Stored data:
........
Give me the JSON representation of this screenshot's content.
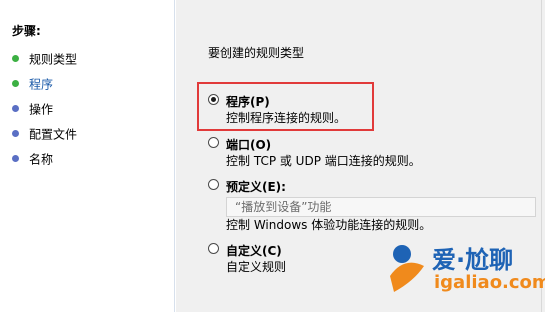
{
  "steps": {
    "title": "步骤:",
    "items": [
      {
        "label": "规则类型",
        "dot_color": "#3cb043"
      },
      {
        "label": "程序",
        "dot_color": "#3cb043"
      },
      {
        "label": "操作",
        "dot_color": "#5a6fc4"
      },
      {
        "label": "配置文件",
        "dot_color": "#5a6fc4"
      },
      {
        "label": "名称",
        "dot_color": "#5a6fc4"
      }
    ]
  },
  "main": {
    "heading": "要创建的规则类型",
    "options": [
      {
        "title": "程序(P)",
        "desc": "控制程序连接的规则。",
        "checked": true
      },
      {
        "title": "端口(O)",
        "desc": "控制 TCP 或 UDP 端口连接的规则。",
        "checked": false
      },
      {
        "title": "预定义(E):",
        "desc": "控制 Windows 体验功能连接的规则。",
        "checked": false,
        "combo_value": "“播放到设备”功能"
      },
      {
        "title": "自定义(C)",
        "desc": "自定义规则",
        "checked": false
      }
    ]
  },
  "watermark": {
    "text": "爱·尬聊",
    "url": "igaliao.com"
  },
  "colors": {
    "highlight": "#e13a3a",
    "active_step": "#1a5aa8"
  }
}
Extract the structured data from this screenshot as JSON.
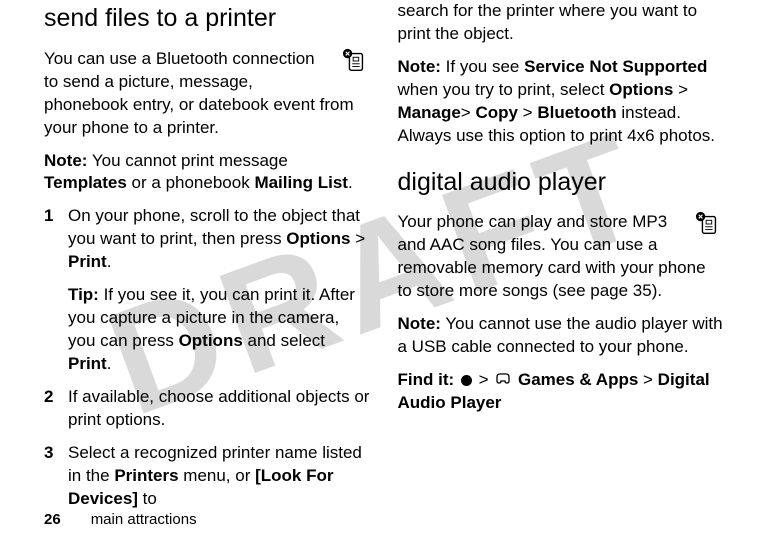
{
  "watermark": "DRAFT",
  "left": {
    "heading": "send files to a printer",
    "intro": "You can use a Bluetooth connection to send a picture, message, phonebook entry, or datebook event from your phone to a printer.",
    "note_prefix": "Note:",
    "note_text_1": " You cannot print message ",
    "note_b1": "Templates",
    "note_text_2": " or a phonebook ",
    "note_b2": "Mailing List",
    "note_text_3": ".",
    "steps": {
      "s1": {
        "num": "1",
        "a1": "On your phone, scroll to the object that you want to print, then press ",
        "b1": "Options",
        "sep": " > ",
        "b2": "Print",
        "a2": ".",
        "tip_prefix": "Tip:",
        "tip_text_1": " If you see it, you can print it. After you capture a picture in the camera, you can press ",
        "tip_b1": "Options",
        "tip_text_2": " and select ",
        "tip_b2": "Print",
        "tip_text_3": "."
      },
      "s2": {
        "num": "2",
        "text": "If available, choose additional objects or print options."
      },
      "s3": {
        "num": "3",
        "a1": "Select a recognized printer name listed in the ",
        "b1": "Printers",
        "a2": " menu, or ",
        "b2": "[Look For Devices]",
        "a3": " to"
      }
    }
  },
  "right": {
    "cont": "search for the printer where you want to print the object.",
    "note_prefix": "Note:",
    "note_text_1": " If you see ",
    "note_b1": "Service Not Supported",
    "note_text_2": " when you try to print, select ",
    "note_b2": "Options",
    "sep": " > ",
    "note_b3": "Manage",
    "sep2": "> ",
    "note_b4": "Copy",
    "note_b5": "Bluetooth",
    "note_text_3": " instead. Always use this option to print 4x6 photos.",
    "heading": "digital audio player",
    "intro": "Your phone can play and store MP3 and AAC song files. You can use a removable memory card with your phone to store more songs (see page 35).",
    "note2_prefix": "Note:",
    "note2_text": " You cannot use the audio player with a USB cable connected to your phone.",
    "find_prefix": "Find it:",
    "find_sep": " > ",
    "find_b1": "Games & Apps",
    "find_b2": "Digital Audio Player"
  },
  "footer": {
    "page": "26",
    "section": "main attractions"
  }
}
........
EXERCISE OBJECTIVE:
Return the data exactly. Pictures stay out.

TASK SOLUTION:
Give me the JSON representation of this screenshot's content.
{
  "steps": {
    "title": "步骤:",
    "items": [
      {
        "label": "规则类型",
        "dot_color": "#3cb043"
      },
      {
        "label": "程序",
        "dot_color": "#3cb043"
      },
      {
        "label": "操作",
        "dot_color": "#5a6fc4"
      },
      {
        "label": "配置文件",
        "dot_color": "#5a6fc4"
      },
      {
        "label": "名称",
        "dot_color": "#5a6fc4"
      }
    ]
  },
  "main": {
    "heading": "要创建的规则类型",
    "options": [
      {
        "title": "程序(P)",
        "desc": "控制程序连接的规则。",
        "checked": true
      },
      {
        "title": "端口(O)",
        "desc": "控制 TCP 或 UDP 端口连接的规则。",
        "checked": false
      },
      {
        "title": "预定义(E):",
        "desc": "控制 Windows 体验功能连接的规则。",
        "checked": false,
        "combo_value": "“播放到设备”功能"
      },
      {
        "title": "自定义(C)",
        "desc": "自定义规则",
        "checked": false
      }
    ]
  },
  "watermark": {
    "text": "爱·尬聊",
    "url": "igaliao.com"
  },
  "colors": {
    "highlight": "#e13a3a",
    "active_step": "#1a5aa8"
  }
}
Extract the structured data from this screenshot as JSON.
{
  "watermark": "DRAFT",
  "left": {
    "heading": "send files to a printer",
    "intro": "You can use a Bluetooth connection to send a picture, message, phonebook entry, or datebook event from your phone to a printer.",
    "note_prefix": "Note:",
    "note_text_1": " You cannot print message ",
    "note_b1": "Templates",
    "note_text_2": " or a phonebook ",
    "note_b2": "Mailing List",
    "note_text_3": ".",
    "steps": {
      "s1": {
        "num": "1",
        "a1": "On your phone, scroll to the object that you want to print, then press ",
        "b1": "Options",
        "sep": " > ",
        "b2": "Print",
        "a2": ".",
        "tip_prefix": "Tip:",
        "tip_text_1": " If you see it, you can print it. After you capture a picture in the camera, you can press ",
        "tip_b1": "Options",
        "tip_text_2": " and select ",
        "tip_b2": "Print",
        "tip_text_3": "."
      },
      "s2": {
        "num": "2",
        "text": "If available, choose additional objects or print options."
      },
      "s3": {
        "num": "3",
        "a1": "Select a recognized printer name listed in the ",
        "b1": "Printers",
        "a2": " menu, or ",
        "b2": "[Look For Devices]",
        "a3": " to"
      }
    }
  },
  "right": {
    "cont": "search for the printer where you want to print the object.",
    "note_prefix": "Note:",
    "note_text_1": " If you see ",
    "note_b1": "Service Not Supported",
    "note_text_2": " when you try to print, select ",
    "note_b2": "Options",
    "sep": " > ",
    "note_b3": "Manage",
    "sep2": "> ",
    "note_b4": "Copy",
    "note_b5": "Bluetooth",
    "note_text_3": " instead. Always use this option to print 4x6 photos.",
    "heading": "digital audio player",
    "intro": "Your phone can play and store MP3 and AAC song files. You can use a removable memory card with your phone to store more songs (see page 35).",
    "note2_prefix": "Note:",
    "note2_text": " You cannot use the audio player with a USB cable connected to your phone.",
    "find_prefix": "Find it:",
    "find_sep": " > ",
    "find_b1": "Games & Apps",
    "find_b2": "Digital Audio Player"
  },
  "footer": {
    "page": "26",
    "section": "main attractions"
  }
}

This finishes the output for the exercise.